He delivered his speech at the renowned Riverside Church in Harlem, New York. His lofty ambitions are matched by the Riverside Church whose bell tower is the tallest in the United States. But lofty ambitions aside Secretary-General Moon made good use of the Riverside’s historical background; skillfully weaving in the speaking precedents of Martin Luther King and Nelson Mandela into his introduction.
His successful introduction was capped with an excellent reference to his audience:
“I can see what they saw: a sea of committed women and men who come from all corners of the world.”
His speech included good references to his own personal background. An early education that was affected by the legacy of war in Korea and an enthusiasm for the United Nations based on the UN’s role there. Further references to the Reykjavik Summit of 1986 and the roles of Ronald Reagan and Mikhail Gorbachev were also weaved into his narrative.
His speaking style is elegant but not flowery. Rhetorical questions featured well in this speech:
“How long must we wait to rid ourselves of this threat?”
Contrasting positions are also used to good effect. For instance:
“After independence in 1991, Kazakhstan closed the site and banished nuclear weapons from its territory. Today, Semipalatinsk is a powerful symbol of hope.”

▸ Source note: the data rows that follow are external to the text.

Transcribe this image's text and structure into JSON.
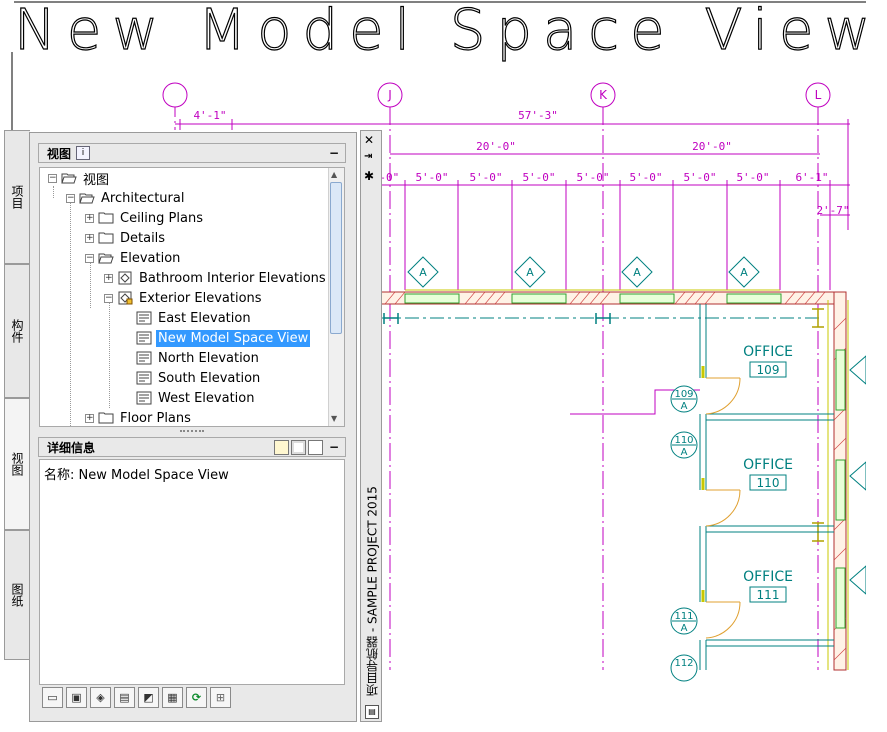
{
  "drawing": {
    "title": "New Model Space View",
    "grids": [
      "J",
      "K",
      "L"
    ],
    "dims": {
      "d1": "4'-1\"",
      "d2": "57'-3\"",
      "d3": "20'-0\"",
      "d4": "20'-0\"",
      "d5": "5'-0\"",
      "d6": "2'-7\"",
      "d7": "6'-1\"",
      "d8": "'-0\""
    },
    "tag": "A",
    "rooms": [
      {
        "name": "OFFICE",
        "num": "109"
      },
      {
        "name": "OFFICE",
        "num": "110"
      },
      {
        "name": "OFFICE",
        "num": "111"
      }
    ],
    "doors": [
      {
        "num": "109",
        "sub": "A"
      },
      {
        "num": "110",
        "sub": "A"
      },
      {
        "num": "111",
        "sub": "A"
      },
      {
        "num": "112",
        "sub": ""
      }
    ]
  },
  "palette": {
    "tabs": [
      "项目",
      "构件",
      "视图",
      "图纸"
    ],
    "views_header": "视图",
    "details_header": "详细信息",
    "detail_text": "名称: New Model Space View",
    "vertical_title": "项目导航器 - SAMPLE PROJECT 2015",
    "tree": [
      {
        "label": "视图",
        "icon": "folder-open-icon",
        "level": 0
      },
      {
        "label": "Architectural",
        "icon": "folder-open-icon",
        "level": 1
      },
      {
        "label": "Ceiling Plans",
        "icon": "folder-icon",
        "level": 2
      },
      {
        "label": "Details",
        "icon": "folder-icon",
        "level": 2
      },
      {
        "label": "Elevation",
        "icon": "folder-open-icon",
        "level": 2
      },
      {
        "label": "Bathroom Interior Elevations",
        "icon": "view-drawing-icon",
        "level": 3
      },
      {
        "label": "Exterior Elevations",
        "icon": "view-drawing-lock-icon",
        "level": 3
      },
      {
        "label": "East Elevation",
        "icon": "view-icon",
        "level": 4
      },
      {
        "label": "New Model Space View",
        "icon": "view-icon",
        "level": 4,
        "selected": true
      },
      {
        "label": "North Elevation",
        "icon": "view-icon",
        "level": 4
      },
      {
        "label": "South Elevation",
        "icon": "view-icon",
        "level": 4
      },
      {
        "label": "West Elevation",
        "icon": "view-icon",
        "level": 4
      },
      {
        "label": "Floor Plans",
        "icon": "folder-icon",
        "level": 2
      }
    ]
  }
}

He had a stab at a workable phrase reversal with repetition:
“People who understand that the world is over-armed and that peace is under-funded. People who understand that the time for change is now.”
That last line of course is a firm favourite of President Obama’s speeches, and with the historical Civil Rights legacy of the Riverside Church it was a well received line.
This proved to be an engaging speech by the World’s top diplomat. Not hectoring. But passionate. The last word is his:
“What I see on the horizon is a world free of nuclear weapons. What I see before me are the people who will make this happen.”